The six-nation Gulf Cooperation Council and the United States have tentatively agreed to build a regional ballistic missile defense system, Bahraini Foreign Minister Khalid bin Ahmed bin Mohammed al-Khalifa said on Thursday (see GSN, April 5).
In an interview with the Asahi Shimbun, the foreign minister said Bahrain, Kuwait, Oman, Qatar, Saudi Arabia, the United Arab Emirates and the United States would hammer out the details of the missile shield in June.
Khalid attributed the decision to establish a sectoral antimissile architecture as a response to Iran.

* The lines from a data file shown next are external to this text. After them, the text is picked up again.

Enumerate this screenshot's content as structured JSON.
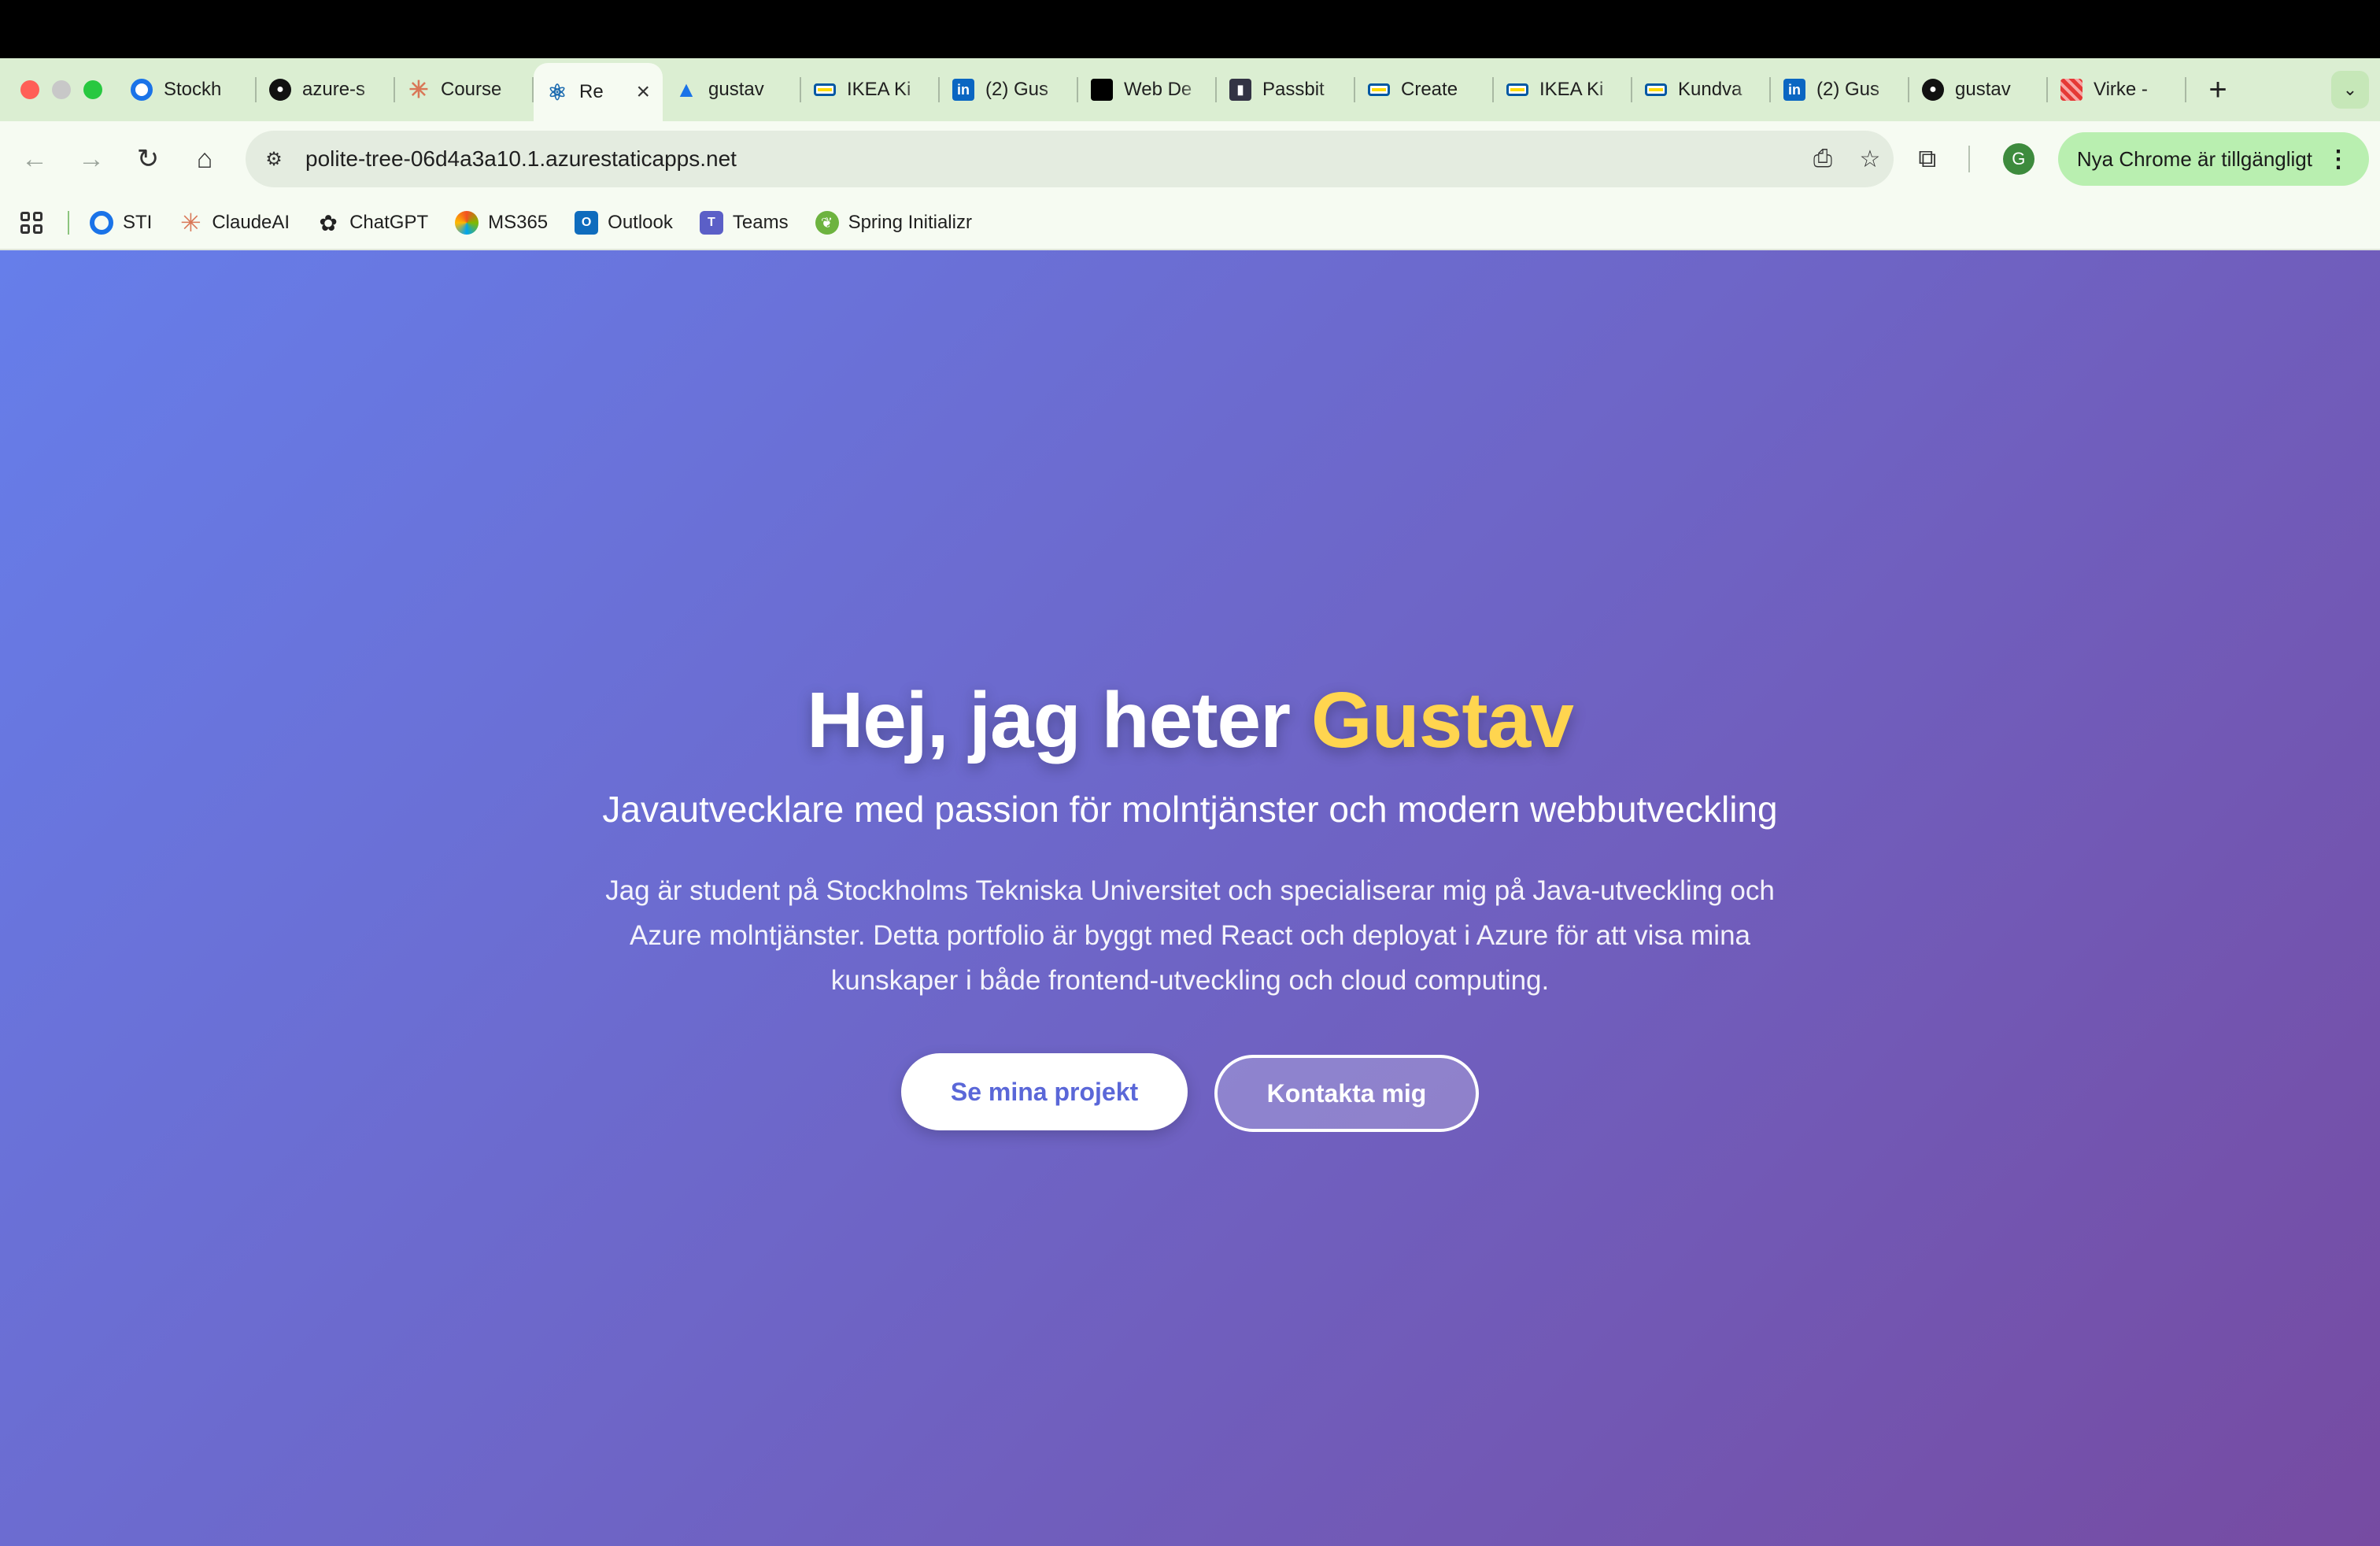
{
  "browser": {
    "tabs": [
      {
        "title": "Stockh",
        "icon": "chrome-icon"
      },
      {
        "title": "azure-s",
        "icon": "github-icon"
      },
      {
        "title": "Course",
        "icon": "claude-icon"
      },
      {
        "title": "Re",
        "icon": "react-icon",
        "active": true
      },
      {
        "title": "gustav",
        "icon": "azure-icon"
      },
      {
        "title": "IKEA Ki",
        "icon": "ikea-icon"
      },
      {
        "title": "(2) Gus",
        "icon": "linkedin-icon"
      },
      {
        "title": "Web De",
        "icon": "black-square-icon"
      },
      {
        "title": "Passbit",
        "icon": "passbit-icon"
      },
      {
        "title": "Create",
        "icon": "ikea-icon"
      },
      {
        "title": "IKEA Ki",
        "icon": "ikea-icon"
      },
      {
        "title": "Kundva",
        "icon": "ikea-icon"
      },
      {
        "title": "(2) Gus",
        "icon": "linkedin-icon"
      },
      {
        "title": "gustav",
        "icon": "github-icon"
      },
      {
        "title": "Virke -",
        "icon": "virke-icon"
      }
    ],
    "url": "polite-tree-06d4a3a10.1.azurestaticapps.net",
    "profile_initial": "G",
    "update_label": "Nya Chrome är tillgängligt",
    "bookmarks": [
      {
        "label": "STI",
        "icon": "sti-icon"
      },
      {
        "label": "ClaudeAI",
        "icon": "claude-icon"
      },
      {
        "label": "ChatGPT",
        "icon": "chatgpt-icon"
      },
      {
        "label": "MS365",
        "icon": "ms365-icon"
      },
      {
        "label": "Outlook",
        "icon": "outlook-icon"
      },
      {
        "label": "Teams",
        "icon": "teams-icon"
      },
      {
        "label": "Spring Initializr",
        "icon": "spring-icon"
      }
    ]
  },
  "hero": {
    "heading_prefix": "Hej, jag heter",
    "heading_name": "Gustav",
    "subtitle": "Javautvecklare med passion för molntjänster och modern webbutveckling",
    "description": "Jag är student på Stockholms Tekniska Universitet och specialiserar mig på Java-utveckling och Azure molntjänster. Detta portfolio är byggt med React och deployat i Azure för att visa mina kunskaper i både frontend-utveckling och cloud computing.",
    "primary_button": "Se mina projekt",
    "secondary_button": "Kontakta mig"
  },
  "colors": {
    "gradient_start": "#667eea",
    "gradient_end": "#764ba2",
    "name_accent": "#ffd54f",
    "tabstrip_bg": "#dbeed2"
  }
}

"The threats have always been coming from Iran. We did not hear any threats from any other areas," he said.
The establishment of the system is "a way of sending the right message" to the Iranian government as it considers possible military action, Khalid said.
The United States and partner countries believe Iran is seeking a nuclear weapons capability; Tehran insists its atomic program is strictly peaceful but has warned of a harsh military response in the event that foreign nations mount pre-emptive strikes on its nuclear facilities (see related GSN story, today).
Khalid said the six GCC states and Washington held talks in late March in Saudi Arabia regarding missile defense cooperation.
The United Arab Emirates already possesses surface-to-air Patriot interceptors purchased from the United States, Abu Dhabi this year concluded a deal to acquire the U.S.-manufactured Terminal High-Altitude Area Defense system (see GSN, Jan. 3).
A senior Russian lawmaker on Friday said a Middle Eastern ballistic missile shield could indicate that a military attack on Iran might be in the works, RIA Novosti reported.
"The building of a missile defense shield is a political step, which signals the possibility of a military strike against Iran," Alexei Pushkov. who heads the State Duma's foreign affairs panel, said at a parliamentary meeting on Iran.
He urged Tehran to not brush off the implications of the missile shield and to keep "in mind Iraq's experience."
The regime of former Iraqi dictator Saddam Hussein was toppled in 2003 (RIA Novosti, April 6).